They say that any media attention is good media attention, but one student at Yale probably would beg to differ. When Aleksey Vayner sent his résumé complete with video to a Swiss bank UBS, he got more attention then just from his potential employers. reports The New York Times.
Vayner's video showed him in a mock interview holding forth on his philosophy of life, interspersed with clips of him power lifting, playing tennis, dancing with a scantily clad woman and breaking bricks with his bare hand. Apparently, someone at UBS found it amusing enough to put the video on a blog and then it showed up on YouTube, along with harassing comments.
"I felt demonstrating competency in athletics is a good way to stand out, because the same characteristics are the same in business," Mr. Vayner said. "The need to set and achieve goals, to have the dedication and competitive drive that's required in business success."
But Vayner is not happy about all the media attention and feels that it has probably damaged his prospects landing an investment banker job. Since his address, email and phone number have been posted for all the world to see, people have been sending him critical comments and threatening email. The dark side of social networking is rearing its ugly head once again.
Some students at Yale have parodied the video, making their own versions by telling their own stories about Mr. Vayner on the Web, fabricating stories of bare-handed killings and handling nuclear waste. Some are questioning the validity of claims Vayner made on his résumé, such as whether he ran his own charity and investment firm.
The tone of the video seems too serious to be parody, yet too over-the-top to be credible. After sharing the clip, fellow students at Yale, he said, began telling their own tales about Mr. Vayner on the Web, fabricating stories of bare-handed killings and handling nuclear waste. The Internet scrutiny also raised questions about some of Mr. Vayner's claims in his résumé, including assertions that he ran his own charity and investment firm.
Mr. Vayner and his lawyer, Christian P. Stueben, said they discussing legal options against UBS.
"As a firm, UBS obviously respects the privacy of applicants' correspondences and does not circulate job applications and résumés to the public. To the extent that any policy was breached, it will be dealt with appropriately." said a UBS spokesman in a statement.
But a piece on Fox News questions why Aleskey should be complaining about his newfound fame.
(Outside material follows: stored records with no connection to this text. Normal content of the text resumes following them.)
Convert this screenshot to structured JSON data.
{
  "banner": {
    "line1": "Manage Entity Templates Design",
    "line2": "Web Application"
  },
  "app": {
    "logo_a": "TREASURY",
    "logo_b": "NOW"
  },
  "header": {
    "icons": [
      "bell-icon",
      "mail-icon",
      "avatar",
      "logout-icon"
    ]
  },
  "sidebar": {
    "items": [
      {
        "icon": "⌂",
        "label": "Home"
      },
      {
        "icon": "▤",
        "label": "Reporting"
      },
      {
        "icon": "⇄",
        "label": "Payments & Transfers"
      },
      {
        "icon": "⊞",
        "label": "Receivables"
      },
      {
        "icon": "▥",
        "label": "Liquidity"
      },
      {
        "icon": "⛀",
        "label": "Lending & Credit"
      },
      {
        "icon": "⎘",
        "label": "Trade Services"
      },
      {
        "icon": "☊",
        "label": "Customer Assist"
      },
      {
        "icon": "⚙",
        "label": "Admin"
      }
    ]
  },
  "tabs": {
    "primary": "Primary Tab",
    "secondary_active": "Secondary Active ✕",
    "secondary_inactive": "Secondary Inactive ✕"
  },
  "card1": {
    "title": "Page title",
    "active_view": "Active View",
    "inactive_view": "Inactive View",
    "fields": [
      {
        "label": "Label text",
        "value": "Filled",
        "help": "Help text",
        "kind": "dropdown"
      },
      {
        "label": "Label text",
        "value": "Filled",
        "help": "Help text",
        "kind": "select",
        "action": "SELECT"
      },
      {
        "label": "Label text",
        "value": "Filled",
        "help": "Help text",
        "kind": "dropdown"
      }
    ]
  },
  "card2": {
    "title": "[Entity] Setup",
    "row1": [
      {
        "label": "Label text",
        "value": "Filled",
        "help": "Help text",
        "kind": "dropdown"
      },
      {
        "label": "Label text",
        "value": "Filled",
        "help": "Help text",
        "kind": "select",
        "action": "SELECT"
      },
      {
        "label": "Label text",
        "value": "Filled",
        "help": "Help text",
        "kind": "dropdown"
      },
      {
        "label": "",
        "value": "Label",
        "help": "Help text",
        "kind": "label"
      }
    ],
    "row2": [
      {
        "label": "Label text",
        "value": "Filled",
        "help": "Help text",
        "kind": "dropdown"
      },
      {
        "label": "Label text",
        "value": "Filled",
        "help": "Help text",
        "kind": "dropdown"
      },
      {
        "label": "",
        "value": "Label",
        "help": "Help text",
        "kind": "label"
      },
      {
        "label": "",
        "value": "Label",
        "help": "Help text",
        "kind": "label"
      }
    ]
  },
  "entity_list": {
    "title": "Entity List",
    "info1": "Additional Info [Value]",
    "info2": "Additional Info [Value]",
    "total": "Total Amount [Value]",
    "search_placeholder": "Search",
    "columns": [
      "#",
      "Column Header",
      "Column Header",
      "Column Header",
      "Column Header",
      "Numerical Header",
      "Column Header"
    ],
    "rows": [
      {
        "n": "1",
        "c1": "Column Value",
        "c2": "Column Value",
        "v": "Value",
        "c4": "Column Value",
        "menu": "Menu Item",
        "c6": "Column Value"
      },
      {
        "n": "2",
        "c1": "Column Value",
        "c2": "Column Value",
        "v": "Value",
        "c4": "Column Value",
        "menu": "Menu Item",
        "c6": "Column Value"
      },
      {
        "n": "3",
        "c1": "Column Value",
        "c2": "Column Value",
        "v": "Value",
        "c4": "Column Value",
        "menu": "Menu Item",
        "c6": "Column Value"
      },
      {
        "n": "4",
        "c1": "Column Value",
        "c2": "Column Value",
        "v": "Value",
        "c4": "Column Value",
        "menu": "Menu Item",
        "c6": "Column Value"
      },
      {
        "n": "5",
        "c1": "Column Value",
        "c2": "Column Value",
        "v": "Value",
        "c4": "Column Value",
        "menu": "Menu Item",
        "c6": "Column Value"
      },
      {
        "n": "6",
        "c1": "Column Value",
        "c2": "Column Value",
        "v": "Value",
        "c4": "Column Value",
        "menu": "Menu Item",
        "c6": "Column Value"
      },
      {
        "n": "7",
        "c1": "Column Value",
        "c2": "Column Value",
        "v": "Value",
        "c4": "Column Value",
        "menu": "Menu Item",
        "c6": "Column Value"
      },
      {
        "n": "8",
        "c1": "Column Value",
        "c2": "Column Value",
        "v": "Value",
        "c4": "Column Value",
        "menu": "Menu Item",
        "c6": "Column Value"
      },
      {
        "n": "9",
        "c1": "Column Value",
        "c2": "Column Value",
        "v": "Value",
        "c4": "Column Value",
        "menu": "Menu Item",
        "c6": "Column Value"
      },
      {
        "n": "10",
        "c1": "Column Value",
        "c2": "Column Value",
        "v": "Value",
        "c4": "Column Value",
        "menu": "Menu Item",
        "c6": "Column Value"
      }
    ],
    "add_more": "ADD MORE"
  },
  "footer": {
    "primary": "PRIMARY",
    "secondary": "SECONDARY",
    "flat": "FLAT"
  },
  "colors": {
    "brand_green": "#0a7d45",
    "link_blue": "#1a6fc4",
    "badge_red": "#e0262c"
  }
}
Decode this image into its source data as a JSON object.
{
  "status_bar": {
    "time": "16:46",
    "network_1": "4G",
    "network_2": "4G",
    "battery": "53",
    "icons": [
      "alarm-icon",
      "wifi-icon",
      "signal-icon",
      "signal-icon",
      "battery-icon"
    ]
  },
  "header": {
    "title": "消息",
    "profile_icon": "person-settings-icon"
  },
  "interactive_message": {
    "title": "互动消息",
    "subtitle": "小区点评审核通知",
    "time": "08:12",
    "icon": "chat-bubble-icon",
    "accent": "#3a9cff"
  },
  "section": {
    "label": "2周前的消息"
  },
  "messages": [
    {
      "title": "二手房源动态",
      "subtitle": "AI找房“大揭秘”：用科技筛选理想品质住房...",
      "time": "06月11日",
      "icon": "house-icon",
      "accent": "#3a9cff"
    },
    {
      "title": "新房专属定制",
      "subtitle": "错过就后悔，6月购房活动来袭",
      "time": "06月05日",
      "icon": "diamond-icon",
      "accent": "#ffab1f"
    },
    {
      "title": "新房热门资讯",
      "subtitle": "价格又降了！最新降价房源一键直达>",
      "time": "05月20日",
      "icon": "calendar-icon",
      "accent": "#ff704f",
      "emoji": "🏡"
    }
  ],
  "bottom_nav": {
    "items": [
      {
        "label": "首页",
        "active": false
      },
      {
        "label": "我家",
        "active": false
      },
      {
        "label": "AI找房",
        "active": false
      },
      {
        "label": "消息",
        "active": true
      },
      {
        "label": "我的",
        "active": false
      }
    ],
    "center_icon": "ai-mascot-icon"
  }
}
On Fox, PR expert Fraser Seitel says the video shows why Aleskey would make a great investment banker.